-So you have no idea how they've got on?
First up is the coffee service and here it comes.
And it is Wedgwood.
Can we say £150?
150 for the Moselle Wedgwood? 150?
100? Start me at £50?
Start me at £50?
Start me at 50? 30 then? 30 bid. Any advance on 30?
Any advance on 30? 40.
60 on the phone. 70.
-Good, good, good.
-Look out, girl! You're in profit.
-Any advance on 70 for the Wedgwood Moselle?
-Don't bid yourself!
-Any advance on £70?
-We want more than 70.
-£70 - 4555.
-£70 is what you've got, girl.
That's a genuine bid for £70. You've made £10 profit. Perfect.
-It's on the right side of it.
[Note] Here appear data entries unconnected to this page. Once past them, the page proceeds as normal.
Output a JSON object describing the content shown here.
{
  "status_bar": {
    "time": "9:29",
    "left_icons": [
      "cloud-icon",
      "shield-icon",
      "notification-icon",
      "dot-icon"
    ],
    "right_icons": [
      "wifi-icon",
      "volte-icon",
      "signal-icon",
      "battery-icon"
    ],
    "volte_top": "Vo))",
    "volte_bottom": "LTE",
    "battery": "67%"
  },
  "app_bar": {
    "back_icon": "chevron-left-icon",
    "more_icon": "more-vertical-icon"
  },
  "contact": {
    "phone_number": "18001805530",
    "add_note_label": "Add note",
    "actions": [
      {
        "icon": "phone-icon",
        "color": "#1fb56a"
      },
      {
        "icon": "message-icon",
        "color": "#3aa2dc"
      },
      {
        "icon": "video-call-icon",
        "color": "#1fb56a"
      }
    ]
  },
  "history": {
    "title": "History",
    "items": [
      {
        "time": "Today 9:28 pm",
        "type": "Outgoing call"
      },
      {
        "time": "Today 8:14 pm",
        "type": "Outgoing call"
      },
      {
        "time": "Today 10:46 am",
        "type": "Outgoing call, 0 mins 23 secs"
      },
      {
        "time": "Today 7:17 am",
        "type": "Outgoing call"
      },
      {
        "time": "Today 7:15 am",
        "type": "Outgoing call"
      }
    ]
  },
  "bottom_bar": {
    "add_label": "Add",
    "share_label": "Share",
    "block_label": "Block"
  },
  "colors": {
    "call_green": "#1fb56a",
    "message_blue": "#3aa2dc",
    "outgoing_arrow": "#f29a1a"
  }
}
-The fishing tackle, here we go.
Every home should have one.
It's a large, mahogany, deep-sea fishing reel
with brass and Bakelite fittings.
And it's circa 1930s.
-A "reel" bargain, yeah.
-Reel them in, reel them in.
And there's a fisherman nodding his head there.
Can we say £50? £50 for the fishing reel? £50?
-It's a steal.
-Start me at £20?
Start me at £20? £10 then?
10 bid. Any advance on 10?
15. Any advance on 15?
-Any advance on £20?
-You're in profit.
-You're getting a bargain.
Any advance on 25? 25...
-£25, that's plus £5. No shame in that. Now the gavel.
We have this turned ebony and ivory auctioneer's gavel
on an ivory string inlaid rosewood base.
Nice gavel, ladies and gentlemen.
Nice Victorian gavel.
Can we say £100? £100 for the gavel? 100?
Start me at £60? Start me at 60?
40...? 50. 50 bid. 50 bid. 60.
110. With you, sir, at 110.
Any advance on 110? All done...
Fresh bidder at £120. No?
With you, sir, at 120. Any advance on 120? All done at 120?
-£120, you're plus £80 on that,
-which is nothing short of miraculous.
-It is. Wow!
So, £95, you're up £95.
-Are we gonna go with the bonus buy?
-Here it comes. Just in time!
Lot 122 is this Glasgow style,
Art Nouveau, beaten covered box.
It's a risky job, isn't it? This is a risky moment. Dear, oh, dear.
With the cabochon glass beads.
A nice piece of Glasgow Art Nouveau, ladies and gentlemen.
100? Start me at £50?
-Start me at 50? 50 bid.
Any advance on 50?
-I'd like to have 60!
-£80. With you, sir, at £80.
-You're in profit.
-Do we have somebody at 90?
-Any advance on £80?
All done at £80...
-Well done, Keith. £80 is a couple of pounds' profit.
-I thought it would've gone for a bit more.
-A profit in the bag.
You are plus £97.
-This gets really exciting now, so we don't want you saying anything to those Reds.
-My lips are sealed.
-Mum is the word.
What a fantastically successful day we have had today!
-This is unbelievable. You've been chatting?
So nobody knows exactly where the scorecard lies. Yes?
-But the audience know that there has been phenomenal profit-making today by both teams.
And if they've done the maths, they'll know that there is only a £5 note
between the phenomenal profits that our teams have made today
which on Bargain Hunt is a rare event.
And sadly, the runners-up, because we don't have losers today, happen to be the Reds.
You are runners-up by making just £92-worth of profits.
-That'll do nicely.
-How do you feel about the £92 coming over, darling?
Great. I'll have the 90, Phil'll have the 2.
We can see who wears the trousers in your household.
Anyway, congratulations. You've done enormously well.
-But not quite well enough when it comes to the Blues.
£97 the Blues have achieved.
-There it comes, Nige.
-I'm getting it? Thank you.
What you do with it later...
-The Good Lord gives with one hand and no doubt Beverley will take with the other!
-I'll have them as well.
-And there's £1 left over.
-You can have that, darling.
-Have you had a good time?
-We've loved having you on the show.
-Join us soon for some more bargain hunting. Yes?
Subtitles by Subtext for Red Bee Media Ltd 2009
Email [email protected]
Presenter Tim Wonnacott heads north to Garrion Bridges in Glasgow, where experts Paul Laidlaw and Keith Baker are set loose with their teams. Tim ventures into the city to take a look at some art by the Glasgow Boys.